** Opening SOURCE INFORMATION block **
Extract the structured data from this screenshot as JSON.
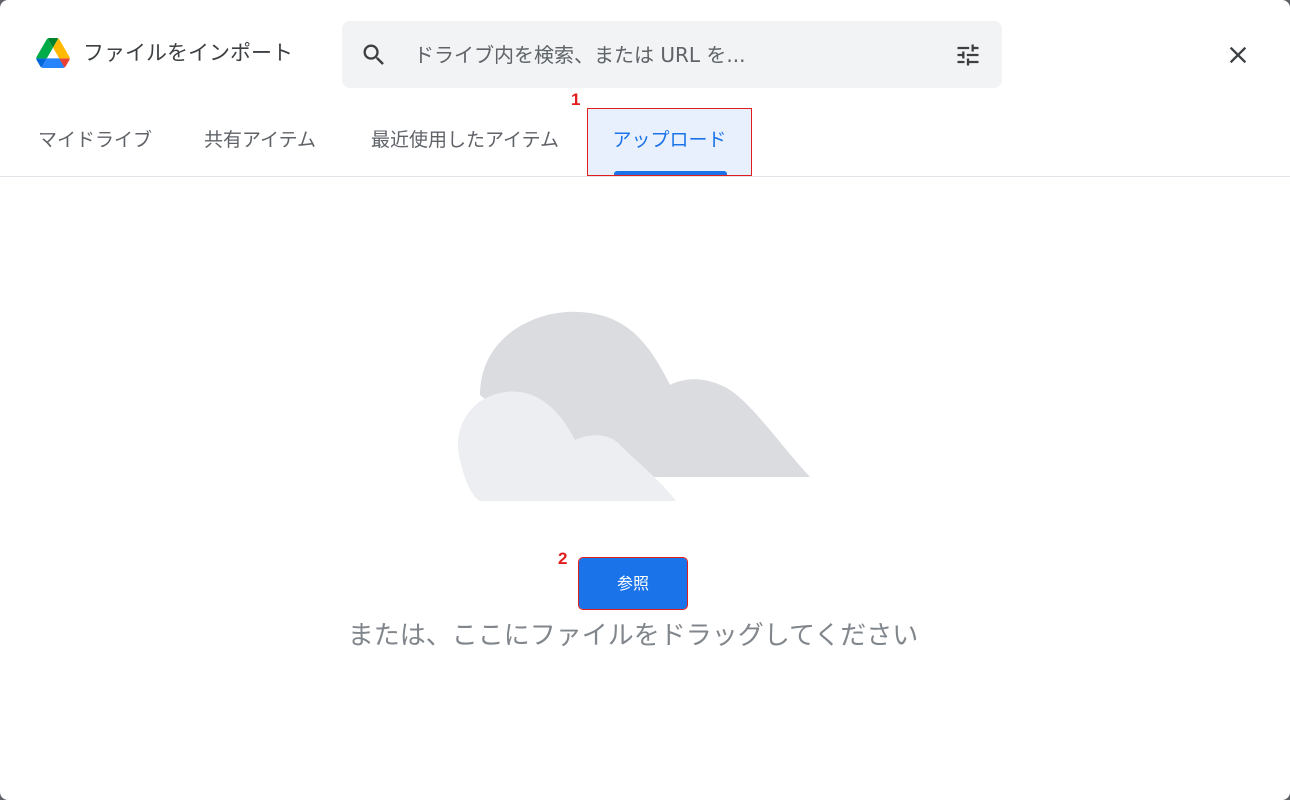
{
  "dialog": {
    "title": "ファイルをインポート",
    "logo_icon": "google-drive-logo",
    "close_icon": "close-icon"
  },
  "search": {
    "placeholder": "ドライブ内を検索、または URL を...",
    "icon": "search-icon",
    "filter_icon": "tune-icon"
  },
  "tabs": [
    {
      "label": "マイドライブ",
      "selected": false
    },
    {
      "label": "共有アイテム",
      "selected": false
    },
    {
      "label": "最近使用したアイテム",
      "selected": false
    },
    {
      "label": "アップロード",
      "selected": true
    }
  ],
  "annotations": {
    "marker_1": "1",
    "marker_2": "2",
    "color": "#e11d1d"
  },
  "upload": {
    "browse_label": "参照",
    "drag_text": "または、ここにファイルをドラッグしてください",
    "illustration": "cloud-illustration"
  },
  "colors": {
    "accent": "#1a73e8",
    "selected_tab_bg": "#e8f0fe"
  }
}
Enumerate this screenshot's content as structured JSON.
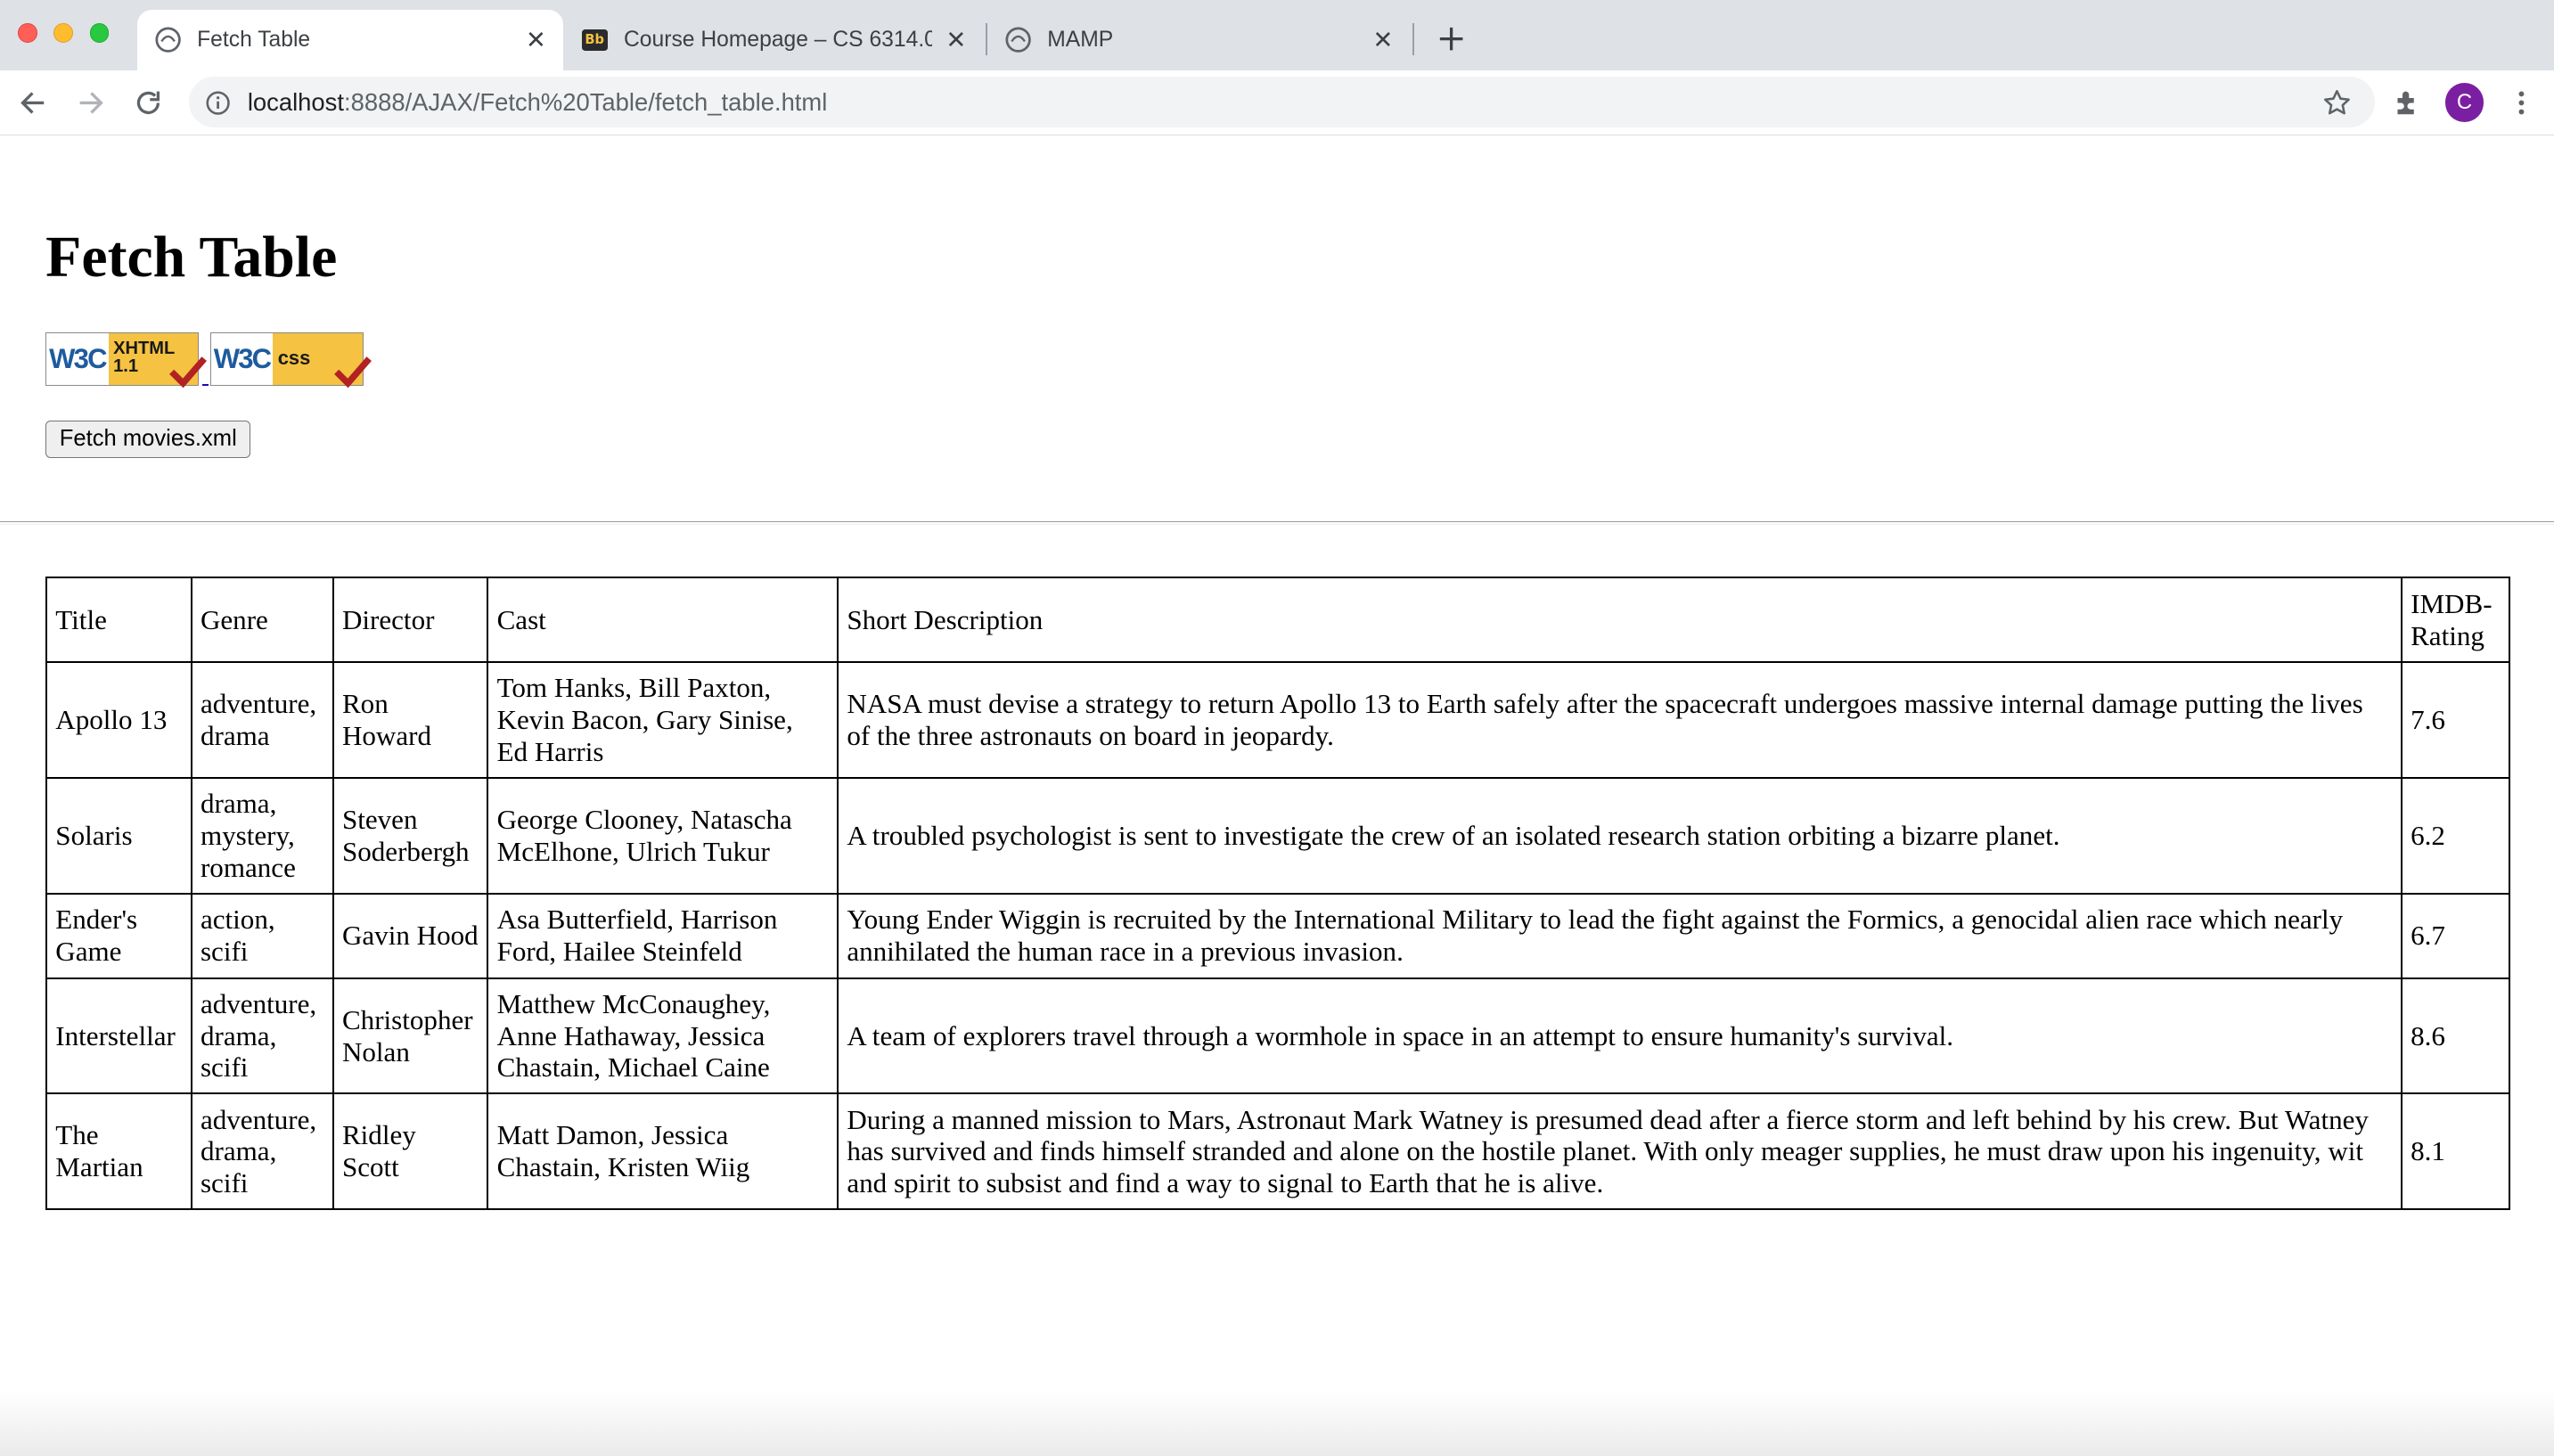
{
  "browser": {
    "tabs": [
      {
        "title": "Fetch Table",
        "favicon": "globe-icon",
        "active": true
      },
      {
        "title": "Course Homepage – CS 6314.0",
        "favicon": "blackboard-icon",
        "active": false
      },
      {
        "title": "MAMP",
        "favicon": "globe-icon",
        "active": false
      }
    ],
    "url_host": "localhost",
    "url_path": ":8888/AJAX/Fetch%20Table/fetch_table.html",
    "profile_initial": "C",
    "profile_color": "#7b1fa2"
  },
  "page": {
    "heading": "Fetch Table",
    "badges": [
      {
        "logo": "W3C",
        "kind": "XHTML",
        "version": "1.1"
      },
      {
        "logo": "W3C",
        "kind": "css",
        "version": ""
      }
    ],
    "fetch_button": "Fetch movies.xml"
  },
  "table": {
    "headers": [
      "Title",
      "Genre",
      "Director",
      "Cast",
      "Short Description",
      "IMDB-Rating"
    ],
    "rows": [
      {
        "title": "Apollo 13",
        "genre": "adventure, drama",
        "director": "Ron Howard",
        "cast": "Tom Hanks, Bill Paxton, Kevin Bacon, Gary Sinise, Ed Harris",
        "description": "NASA must devise a strategy to return Apollo 13 to Earth safely after the spacecraft undergoes massive internal damage putting the lives of the three astronauts on board in jeopardy.",
        "rating": "7.6"
      },
      {
        "title": "Solaris",
        "genre": "drama, mystery, romance",
        "director": "Steven Soderbergh",
        "cast": "George Clooney, Natascha McElhone, Ulrich Tukur",
        "description": "A troubled psychologist is sent to investigate the crew of an isolated research station orbiting a bizarre planet.",
        "rating": "6.2"
      },
      {
        "title": "Ender's Game",
        "genre": "action, scifi",
        "director": "Gavin Hood",
        "cast": "Asa Butterfield, Harrison Ford, Hailee Steinfeld",
        "description": "Young Ender Wiggin is recruited by the International Military to lead the fight against the Formics, a genocidal alien race which nearly annihilated the human race in a previous invasion.",
        "rating": "6.7"
      },
      {
        "title": "Interstellar",
        "genre": "adventure, drama, scifi",
        "director": "Christopher Nolan",
        "cast": "Matthew McConaughey, Anne Hathaway, Jessica Chastain, Michael Caine",
        "description": "A team of explorers travel through a wormhole in space in an attempt to ensure humanity's survival.",
        "rating": "8.6"
      },
      {
        "title": "The Martian",
        "genre": "adventure, drama, scifi",
        "director": "Ridley Scott",
        "cast": "Matt Damon, Jessica Chastain, Kristen Wiig",
        "description": "During a manned mission to Mars, Astronaut Mark Watney is presumed dead after a fierce storm and left behind by his crew. But Watney has survived and finds himself stranded and alone on the hostile planet. With only meager supplies, he must draw upon his ingenuity, wit and spirit to subsist and find a way to signal to Earth that he is alive.",
        "rating": "8.1"
      }
    ]
  }
}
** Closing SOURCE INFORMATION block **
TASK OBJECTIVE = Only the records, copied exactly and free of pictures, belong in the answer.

FINISHED EXERCISE =
Extract the structured data from this screenshot as JSON.
{
  "dialog": {
    "title": "ファイルをインポート",
    "logo_icon": "google-drive-logo",
    "close_icon": "close-icon"
  },
  "search": {
    "placeholder": "ドライブ内を検索、または URL を...",
    "icon": "search-icon",
    "filter_icon": "tune-icon"
  },
  "tabs": [
    {
      "label": "マイドライブ",
      "selected": false
    },
    {
      "label": "共有アイテム",
      "selected": false
    },
    {
      "label": "最近使用したアイテム",
      "selected": false
    },
    {
      "label": "アップロード",
      "selected": true
    }
  ],
  "annotations": {
    "marker_1": "1",
    "marker_2": "2",
    "color": "#e11d1d"
  },
  "upload": {
    "browse_label": "参照",
    "drag_text": "または、ここにファイルをドラッグしてください",
    "illustration": "cloud-illustration"
  },
  "colors": {
    "accent": "#1a73e8",
    "selected_tab_bg": "#e8f0fe"
  }
}
Enumerate this screenshot's content as structured JSON.
{
  "browser": {
    "tabs": [
      {
        "title": "Fetch Table",
        "favicon": "globe-icon",
        "active": true
      },
      {
        "title": "Course Homepage – CS 6314.0",
        "favicon": "blackboard-icon",
        "active": false
      },
      {
        "title": "MAMP",
        "favicon": "globe-icon",
        "active": false
      }
    ],
    "url_host": "localhost",
    "url_path": ":8888/AJAX/Fetch%20Table/fetch_table.html",
    "profile_initial": "C",
    "profile_color": "#7b1fa2"
  },
  "page": {
    "heading": "Fetch Table",
    "badges": [
      {
        "logo": "W3C",
        "kind": "XHTML",
        "version": "1.1"
      },
      {
        "logo": "W3C",
        "kind": "css",
        "version": ""
      }
    ],
    "fetch_button": "Fetch movies.xml"
  },
  "table": {
    "headers": [
      "Title",
      "Genre",
      "Director",
      "Cast",
      "Short Description",
      "IMDB-Rating"
    ],
    "rows": [
      {
        "title": "Apollo 13",
        "genre": "adventure, drama",
        "director": "Ron Howard",
        "cast": "Tom Hanks, Bill Paxton, Kevin Bacon, Gary Sinise, Ed Harris",
        "description": "NASA must devise a strategy to return Apollo 13 to Earth safely after the spacecraft undergoes massive internal damage putting the lives of the three astronauts on board in jeopardy.",
        "rating": "7.6"
      },
      {
        "title": "Solaris",
        "genre": "drama, mystery, romance",
        "director": "Steven Soderbergh",
        "cast": "George Clooney, Natascha McElhone, Ulrich Tukur",
        "description": "A troubled psychologist is sent to investigate the crew of an isolated research station orbiting a bizarre planet.",
        "rating": "6.2"
      },
      {
        "title": "Ender's Game",
        "genre": "action, scifi",
        "director": "Gavin Hood",
        "cast": "Asa Butterfield, Harrison Ford, Hailee Steinfeld",
        "description": "Young Ender Wiggin is recruited by the International Military to lead the fight against the Formics, a genocidal alien race which nearly annihilated the human race in a previous invasion.",
        "rating": "6.7"
      },
      {
        "title": "Interstellar",
        "genre": "adventure, drama, scifi",
        "director": "Christopher Nolan",
        "cast": "Matthew McConaughey, Anne Hathaway, Jessica Chastain, Michael Caine",
        "description": "A team of explorers travel through a wormhole in space in an attempt to ensure humanity's survival.",
        "rating": "8.6"
      },
      {
        "title": "The Martian",
        "genre": "adventure, drama, scifi",
        "director": "Ridley Scott",
        "cast": "Matt Damon, Jessica Chastain, Kristen Wiig",
        "description": "During a manned mission to Mars, Astronaut Mark Watney is presumed dead after a fierce storm and left behind by his crew. But Watney has survived and finds himself stranded and alone on the hostile planet. With only meager supplies, he must draw upon his ingenuity, wit and spirit to subsist and find a way to signal to Earth that he is alive.",
        "rating": "8.1"
      }
    ]
  }
}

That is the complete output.